Problem to solve: Reproduce the records below exactly as they are written.

··· Dataset records

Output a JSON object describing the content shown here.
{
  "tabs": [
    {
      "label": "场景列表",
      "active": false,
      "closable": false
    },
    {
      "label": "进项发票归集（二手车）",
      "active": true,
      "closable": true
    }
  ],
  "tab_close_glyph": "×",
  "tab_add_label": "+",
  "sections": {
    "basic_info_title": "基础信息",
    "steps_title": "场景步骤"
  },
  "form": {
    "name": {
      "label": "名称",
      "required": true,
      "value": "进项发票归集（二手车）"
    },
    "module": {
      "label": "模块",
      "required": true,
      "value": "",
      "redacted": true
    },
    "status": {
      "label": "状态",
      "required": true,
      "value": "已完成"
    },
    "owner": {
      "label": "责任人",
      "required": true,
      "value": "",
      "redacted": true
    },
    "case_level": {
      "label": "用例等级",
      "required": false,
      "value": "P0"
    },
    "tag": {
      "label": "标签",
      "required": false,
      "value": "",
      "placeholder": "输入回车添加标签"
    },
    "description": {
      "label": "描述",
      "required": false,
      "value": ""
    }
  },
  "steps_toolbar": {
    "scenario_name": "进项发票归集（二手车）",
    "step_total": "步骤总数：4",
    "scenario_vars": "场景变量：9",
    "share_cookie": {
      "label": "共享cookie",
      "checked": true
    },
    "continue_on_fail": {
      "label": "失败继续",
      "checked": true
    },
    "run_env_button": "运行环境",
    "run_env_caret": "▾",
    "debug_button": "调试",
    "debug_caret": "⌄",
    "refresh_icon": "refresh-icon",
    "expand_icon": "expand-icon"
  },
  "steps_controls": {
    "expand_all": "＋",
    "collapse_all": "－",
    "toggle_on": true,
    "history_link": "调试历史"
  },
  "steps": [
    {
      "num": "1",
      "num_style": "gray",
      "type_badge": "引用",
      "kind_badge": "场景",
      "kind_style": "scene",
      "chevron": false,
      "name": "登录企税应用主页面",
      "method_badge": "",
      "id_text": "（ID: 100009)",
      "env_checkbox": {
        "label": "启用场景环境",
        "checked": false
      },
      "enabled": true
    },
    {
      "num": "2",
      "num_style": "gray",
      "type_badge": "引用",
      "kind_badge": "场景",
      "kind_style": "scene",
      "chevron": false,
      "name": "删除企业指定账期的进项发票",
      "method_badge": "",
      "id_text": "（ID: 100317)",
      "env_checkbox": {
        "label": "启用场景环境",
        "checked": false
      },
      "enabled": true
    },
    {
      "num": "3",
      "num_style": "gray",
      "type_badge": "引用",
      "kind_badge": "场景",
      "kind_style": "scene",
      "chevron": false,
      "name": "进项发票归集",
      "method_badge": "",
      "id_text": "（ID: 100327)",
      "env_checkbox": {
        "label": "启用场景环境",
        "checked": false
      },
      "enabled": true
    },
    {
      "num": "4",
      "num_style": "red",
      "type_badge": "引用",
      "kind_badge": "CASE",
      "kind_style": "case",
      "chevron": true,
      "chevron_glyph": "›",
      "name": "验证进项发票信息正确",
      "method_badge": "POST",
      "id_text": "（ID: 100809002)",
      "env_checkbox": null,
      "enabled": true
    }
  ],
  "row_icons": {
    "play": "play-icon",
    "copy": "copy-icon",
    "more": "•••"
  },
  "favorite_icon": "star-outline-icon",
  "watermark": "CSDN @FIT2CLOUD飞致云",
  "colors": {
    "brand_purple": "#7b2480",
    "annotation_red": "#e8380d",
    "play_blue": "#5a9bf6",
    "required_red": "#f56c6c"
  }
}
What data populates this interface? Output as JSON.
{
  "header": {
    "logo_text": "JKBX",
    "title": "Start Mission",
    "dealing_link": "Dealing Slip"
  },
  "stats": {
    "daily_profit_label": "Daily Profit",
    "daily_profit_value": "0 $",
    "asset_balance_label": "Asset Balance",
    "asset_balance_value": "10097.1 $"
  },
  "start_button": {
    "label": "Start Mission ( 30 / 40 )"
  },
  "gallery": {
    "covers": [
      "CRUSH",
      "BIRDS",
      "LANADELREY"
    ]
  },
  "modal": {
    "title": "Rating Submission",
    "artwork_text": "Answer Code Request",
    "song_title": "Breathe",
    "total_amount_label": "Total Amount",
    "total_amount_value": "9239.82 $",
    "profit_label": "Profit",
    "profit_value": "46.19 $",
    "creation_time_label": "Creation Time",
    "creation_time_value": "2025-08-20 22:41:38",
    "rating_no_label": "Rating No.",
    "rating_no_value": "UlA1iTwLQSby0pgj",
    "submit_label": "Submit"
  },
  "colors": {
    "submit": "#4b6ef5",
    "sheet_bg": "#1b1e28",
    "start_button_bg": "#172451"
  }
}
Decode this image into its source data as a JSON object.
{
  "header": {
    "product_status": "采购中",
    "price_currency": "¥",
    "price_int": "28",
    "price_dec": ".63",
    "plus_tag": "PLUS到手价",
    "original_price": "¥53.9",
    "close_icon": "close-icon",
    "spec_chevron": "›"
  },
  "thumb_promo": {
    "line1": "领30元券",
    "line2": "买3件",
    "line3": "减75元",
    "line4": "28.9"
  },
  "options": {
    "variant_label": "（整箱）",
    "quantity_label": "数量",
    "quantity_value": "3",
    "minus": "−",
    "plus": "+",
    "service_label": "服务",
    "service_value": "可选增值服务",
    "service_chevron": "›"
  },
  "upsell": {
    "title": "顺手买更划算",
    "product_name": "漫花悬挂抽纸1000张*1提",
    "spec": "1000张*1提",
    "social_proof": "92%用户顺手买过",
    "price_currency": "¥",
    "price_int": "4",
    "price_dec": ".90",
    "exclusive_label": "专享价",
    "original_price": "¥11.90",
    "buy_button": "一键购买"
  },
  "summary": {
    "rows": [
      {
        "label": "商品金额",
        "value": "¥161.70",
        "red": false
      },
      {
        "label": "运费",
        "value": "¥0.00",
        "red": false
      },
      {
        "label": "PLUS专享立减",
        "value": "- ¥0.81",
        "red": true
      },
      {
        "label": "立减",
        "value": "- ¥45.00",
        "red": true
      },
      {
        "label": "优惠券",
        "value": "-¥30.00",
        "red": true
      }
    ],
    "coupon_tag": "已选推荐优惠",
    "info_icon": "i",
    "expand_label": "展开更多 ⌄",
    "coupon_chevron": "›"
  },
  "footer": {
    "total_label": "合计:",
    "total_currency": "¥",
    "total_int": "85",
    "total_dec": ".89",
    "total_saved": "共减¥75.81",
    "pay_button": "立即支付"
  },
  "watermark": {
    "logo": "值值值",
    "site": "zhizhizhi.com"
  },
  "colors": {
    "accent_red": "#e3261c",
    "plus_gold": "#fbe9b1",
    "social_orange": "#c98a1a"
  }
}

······

Answer area:
Output a JSON object describing the content shown here.
{
  "tabs": [
    {
      "label": "场景列表",
      "active": false,
      "closable": false
    },
    {
      "label": "进项发票归集（二手车）",
      "active": true,
      "closable": true
    }
  ],
  "tab_close_glyph": "×",
  "tab_add_label": "+",
  "sections": {
    "basic_info_title": "基础信息",
    "steps_title": "场景步骤"
  },
  "form": {
    "name": {
      "label": "名称",
      "required": true,
      "value": "进项发票归集（二手车）"
    },
    "module": {
      "label": "模块",
      "required": true,
      "value": "",
      "redacted": true
    },
    "status": {
      "label": "状态",
      "required": true,
      "value": "已完成"
    },
    "owner": {
      "label": "责任人",
      "required": true,
      "value": "",
      "redacted": true
    },
    "case_level": {
      "label": "用例等级",
      "required": false,
      "value": "P0"
    },
    "tag": {
      "label": "标签",
      "required": false,
      "value": "",
      "placeholder": "输入回车添加标签"
    },
    "description": {
      "label": "描述",
      "required": false,
      "value": ""
    }
  },
  "steps_toolbar": {
    "scenario_name": "进项发票归集（二手车）",
    "step_total": "步骤总数：4",
    "scenario_vars": "场景变量：9",
    "share_cookie": {
      "label": "共享cookie",
      "checked": true
    },
    "continue_on_fail": {
      "label": "失败继续",
      "checked": true
    },
    "run_env_button": "运行环境",
    "run_env_caret": "▾",
    "debug_button": "调试",
    "debug_caret": "⌄",
    "refresh_icon": "refresh-icon",
    "expand_icon": "expand-icon"
  },
  "steps_controls": {
    "expand_all": "＋",
    "collapse_all": "－",
    "toggle_on": true,
    "history_link": "调试历史"
  },
  "steps": [
    {
      "num": "1",
      "num_style": "gray",
      "type_badge": "引用",
      "kind_badge": "场景",
      "kind_style": "scene",
      "chevron": false,
      "name": "登录企税应用主页面",
      "method_badge": "",
      "id_text": "（ID: 100009)",
      "env_checkbox": {
        "label": "启用场景环境",
        "checked": false
      },
      "enabled": true
    },
    {
      "num": "2",
      "num_style": "gray",
      "type_badge": "引用",
      "kind_badge": "场景",
      "kind_style": "scene",
      "chevron": false,
      "name": "删除企业指定账期的进项发票",
      "method_badge": "",
      "id_text": "（ID: 100317)",
      "env_checkbox": {
        "label": "启用场景环境",
        "checked": false
      },
      "enabled": true
    },
    {
      "num": "3",
      "num_style": "gray",
      "type_badge": "引用",
      "kind_badge": "场景",
      "kind_style": "scene",
      "chevron": false,
      "name": "进项发票归集",
      "method_badge": "",
      "id_text": "（ID: 100327)",
      "env_checkbox": {
        "label": "启用场景环境",
        "checked": false
      },
      "enabled": true
    },
    {
      "num": "4",
      "num_style": "red",
      "type_badge": "引用",
      "kind_badge": "CASE",
      "kind_style": "case",
      "chevron": true,
      "chevron_glyph": "›",
      "name": "验证进项发票信息正确",
      "method_badge": "POST",
      "id_text": "（ID: 100809002)",
      "env_checkbox": null,
      "enabled": true
    }
  ],
  "row_icons": {
    "play": "play-icon",
    "copy": "copy-icon",
    "more": "•••"
  },
  "favorite_icon": "star-outline-icon",
  "watermark": "CSDN @FIT2CLOUD飞致云",
  "colors": {
    "brand_purple": "#7b2480",
    "annotation_red": "#e8380d",
    "play_blue": "#5a9bf6",
    "required_red": "#f56c6c"
  }
}
What data populates this interface? Output as JSON.
{
  "header": {
    "logo_text": "JKBX",
    "title": "Start Mission",
    "dealing_link": "Dealing Slip"
  },
  "stats": {
    "daily_profit_label": "Daily Profit",
    "daily_profit_value": "0 $",
    "asset_balance_label": "Asset Balance",
    "asset_balance_value": "10097.1 $"
  },
  "start_button": {
    "label": "Start Mission ( 30 / 40 )"
  },
  "gallery": {
    "covers": [
      "CRUSH",
      "BIRDS",
      "LANADELREY"
    ]
  },
  "modal": {
    "title": "Rating Submission",
    "artwork_text": "Answer Code Request",
    "song_title": "Breathe",
    "total_amount_label": "Total Amount",
    "total_amount_value": "9239.82 $",
    "profit_label": "Profit",
    "profit_value": "46.19 $",
    "creation_time_label": "Creation Time",
    "creation_time_value": "2025-08-20 22:41:38",
    "rating_no_label": "Rating No.",
    "rating_no_value": "UlA1iTwLQSby0pgj",
    "submit_label": "Submit"
  },
  "colors": {
    "submit": "#4b6ef5",
    "sheet_bg": "#1b1e28",
    "start_button_bg": "#172451"
  }
}
Decode this image into its source data as a JSON object.
{
  "header": {
    "product_status": "采购中",
    "price_currency": "¥",
    "price_int": "28",
    "price_dec": ".63",
    "plus_tag": "PLUS到手价",
    "original_price": "¥53.9",
    "close_icon": "close-icon",
    "spec_chevron": "›"
  },
  "thumb_promo": {
    "line1": "领30元券",
    "line2": "买3件",
    "line3": "减75元",
    "line4": "28.9"
  },
  "options": {
    "variant_label": "（整箱）",
    "quantity_label": "数量",
    "quantity_value": "3",
    "minus": "−",
    "plus": "+",
    "service_label": "服务",
    "service_value": "可选增值服务",
    "service_chevron": "›"
  },
  "upsell": {
    "title": "顺手买更划算",
    "product_name": "漫花悬挂抽纸1000张*1提",
    "spec": "1000张*1提",
    "social_proof": "92%用户顺手买过",
    "price_currency": "¥",
    "price_int": "4",
    "price_dec": ".90",
    "exclusive_label": "专享价",
    "original_price": "¥11.90",
    "buy_button": "一键购买"
  },
  "summary": {
    "rows": [
      {
        "label": "商品金额",
        "value": "¥161.70",
        "red": false
      },
      {
        "label": "运费",
        "value": "¥0.00",
        "red": false
      },
      {
        "label": "PLUS专享立减",
        "value": "- ¥0.81",
        "red": true
      },
      {
        "label": "立减",
        "value": "- ¥45.00",
        "red": true
      },
      {
        "label": "优惠券",
        "value": "-¥30.00",
        "red": true
      }
    ],
    "coupon_tag": "已选推荐优惠",
    "info_icon": "i",
    "expand_label": "展开更多 ⌄",
    "coupon_chevron": "›"
  },
  "footer": {
    "total_label": "合计:",
    "total_currency": "¥",
    "total_int": "85",
    "total_dec": ".89",
    "total_saved": "共减¥75.81",
    "pay_button": "立即支付"
  },
  "watermark": {
    "logo": "值值值",
    "site": "zhizhizhi.com"
  },
  "colors": {
    "accent_red": "#e3261c",
    "plus_gold": "#fbe9b1",
    "social_orange": "#c98a1a"
  }
}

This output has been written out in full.